A slot is a slit or narrow opening, especially in a door, window, or other enclosure. A slot can also refer to a position or job, such as one in an airplane or a ship.

When playing slots, it is important to choose machines that are easy for you to understand. Look for ones that have a single payout line and that do not have a lot of complex features. This will make it easier for you to learn the game and be successful in the long run. It is also important to play a machine that you enjoy, as this will increase your chances of winning.

While the simplest way to play slots is by dropping coins into the slot, other players use paper tickets with barcodes as well. These tickets can then be redeemed for cash or other prizes based on the paytable. The symbols used on a slot machine can vary greatly, but classics include fruits, bells, and stylized lucky sevens. Many slot games have a theme and may offer additional bonus features aligned with that theme.
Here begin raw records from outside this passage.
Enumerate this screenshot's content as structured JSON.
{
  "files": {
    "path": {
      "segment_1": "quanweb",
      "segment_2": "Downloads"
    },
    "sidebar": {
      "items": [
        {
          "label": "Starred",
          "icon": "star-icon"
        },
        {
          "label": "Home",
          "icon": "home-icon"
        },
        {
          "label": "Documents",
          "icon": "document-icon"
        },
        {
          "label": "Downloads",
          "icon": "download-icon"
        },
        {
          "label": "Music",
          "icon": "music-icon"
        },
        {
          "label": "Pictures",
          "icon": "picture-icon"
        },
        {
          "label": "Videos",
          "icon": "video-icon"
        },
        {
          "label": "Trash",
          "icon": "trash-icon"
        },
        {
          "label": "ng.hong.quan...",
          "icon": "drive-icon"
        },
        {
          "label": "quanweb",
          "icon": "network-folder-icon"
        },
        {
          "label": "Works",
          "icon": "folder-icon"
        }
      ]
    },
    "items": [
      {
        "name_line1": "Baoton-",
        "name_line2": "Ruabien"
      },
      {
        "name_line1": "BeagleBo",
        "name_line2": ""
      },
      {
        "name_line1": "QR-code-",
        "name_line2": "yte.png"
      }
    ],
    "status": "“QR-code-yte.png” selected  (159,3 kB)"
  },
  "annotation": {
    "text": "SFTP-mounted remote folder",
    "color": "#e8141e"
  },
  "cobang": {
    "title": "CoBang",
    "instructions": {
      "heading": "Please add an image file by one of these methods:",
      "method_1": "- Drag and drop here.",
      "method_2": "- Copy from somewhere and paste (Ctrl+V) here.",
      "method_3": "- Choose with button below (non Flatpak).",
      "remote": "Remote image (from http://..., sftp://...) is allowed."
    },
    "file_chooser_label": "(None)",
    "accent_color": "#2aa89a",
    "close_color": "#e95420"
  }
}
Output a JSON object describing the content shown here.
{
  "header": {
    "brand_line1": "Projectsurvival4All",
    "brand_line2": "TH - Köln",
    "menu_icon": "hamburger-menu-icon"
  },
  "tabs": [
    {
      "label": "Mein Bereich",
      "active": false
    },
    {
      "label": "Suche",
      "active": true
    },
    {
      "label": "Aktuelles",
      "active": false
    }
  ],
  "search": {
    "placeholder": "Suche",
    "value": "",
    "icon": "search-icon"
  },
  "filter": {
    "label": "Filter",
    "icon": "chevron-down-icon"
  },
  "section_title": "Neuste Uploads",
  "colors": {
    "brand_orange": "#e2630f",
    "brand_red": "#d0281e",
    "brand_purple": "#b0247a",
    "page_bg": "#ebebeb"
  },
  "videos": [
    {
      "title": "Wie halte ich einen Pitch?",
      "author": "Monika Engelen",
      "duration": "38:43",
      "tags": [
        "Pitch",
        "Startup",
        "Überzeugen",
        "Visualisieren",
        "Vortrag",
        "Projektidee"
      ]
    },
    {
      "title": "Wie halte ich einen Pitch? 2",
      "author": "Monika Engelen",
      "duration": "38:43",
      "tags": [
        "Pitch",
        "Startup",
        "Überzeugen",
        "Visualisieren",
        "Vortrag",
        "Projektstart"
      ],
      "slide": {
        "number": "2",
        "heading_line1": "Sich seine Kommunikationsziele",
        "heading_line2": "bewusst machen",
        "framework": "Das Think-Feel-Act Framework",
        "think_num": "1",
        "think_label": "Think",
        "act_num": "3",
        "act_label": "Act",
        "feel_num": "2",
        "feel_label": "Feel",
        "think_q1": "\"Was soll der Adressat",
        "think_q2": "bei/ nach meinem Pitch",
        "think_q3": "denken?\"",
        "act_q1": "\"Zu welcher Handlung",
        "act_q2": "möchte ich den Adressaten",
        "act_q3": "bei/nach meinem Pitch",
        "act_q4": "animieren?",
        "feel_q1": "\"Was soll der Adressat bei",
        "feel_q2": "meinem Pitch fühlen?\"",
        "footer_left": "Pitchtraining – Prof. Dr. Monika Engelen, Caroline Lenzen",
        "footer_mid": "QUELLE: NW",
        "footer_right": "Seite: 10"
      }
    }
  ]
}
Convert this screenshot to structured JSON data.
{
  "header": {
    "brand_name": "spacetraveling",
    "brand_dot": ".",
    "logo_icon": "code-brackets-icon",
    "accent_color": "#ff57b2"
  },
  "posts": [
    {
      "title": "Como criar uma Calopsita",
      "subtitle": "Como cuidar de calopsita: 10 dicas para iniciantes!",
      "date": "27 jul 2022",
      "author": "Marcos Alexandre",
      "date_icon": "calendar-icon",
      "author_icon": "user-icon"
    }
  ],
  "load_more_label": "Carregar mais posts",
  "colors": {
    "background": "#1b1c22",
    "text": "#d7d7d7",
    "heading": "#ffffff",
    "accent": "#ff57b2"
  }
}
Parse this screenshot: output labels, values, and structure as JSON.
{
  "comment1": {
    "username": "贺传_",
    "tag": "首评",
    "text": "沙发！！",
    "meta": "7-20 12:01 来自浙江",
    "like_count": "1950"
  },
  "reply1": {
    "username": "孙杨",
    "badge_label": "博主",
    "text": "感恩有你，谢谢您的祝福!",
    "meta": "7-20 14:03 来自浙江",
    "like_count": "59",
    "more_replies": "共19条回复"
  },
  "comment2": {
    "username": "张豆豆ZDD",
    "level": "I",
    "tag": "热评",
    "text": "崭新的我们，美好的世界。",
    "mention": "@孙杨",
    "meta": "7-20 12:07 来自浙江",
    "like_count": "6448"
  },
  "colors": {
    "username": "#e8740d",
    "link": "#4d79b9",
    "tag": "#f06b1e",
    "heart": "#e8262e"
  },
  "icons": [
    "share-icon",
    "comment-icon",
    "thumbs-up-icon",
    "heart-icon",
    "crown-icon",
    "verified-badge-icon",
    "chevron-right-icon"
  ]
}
In order to win a slot, the player must first decide how much they want to wager and stick with it. This is particularly important for those who are new to the game, as chasing small wins can be very dangerous. In addition, a player should be sure to set a budget before they start playing, and not play more than they can afford to lose.

Many casino gamblers believe that a particular machine is “due” to hit. This belief is often based on the fact that a particular machine has been sitting empty for a while, or that another player has recently won big on it. However, it is important to remember that not all slot machines are programmed the same, and that the odds of hitting a jackpot are always random.

One of the best ways to improve your chances of winning at a slot machine is to look for one that has recently paid out. This can be done by looking at the number of credits remaining on the machine, as well as the amount of money that has been withdrawn. This information can be found next to the machine’s name in most online casinos.

Increased hold does decrease the average time players spend on a machine, but it is still a significant factor in determining the overall profitability of a slot machine. Some critics have argued that increased hold degrades the player experience by decreasing their time on the device, but others have pointed out that players with fixed budgets can only spend so much per session, regardless of the machine’s hold.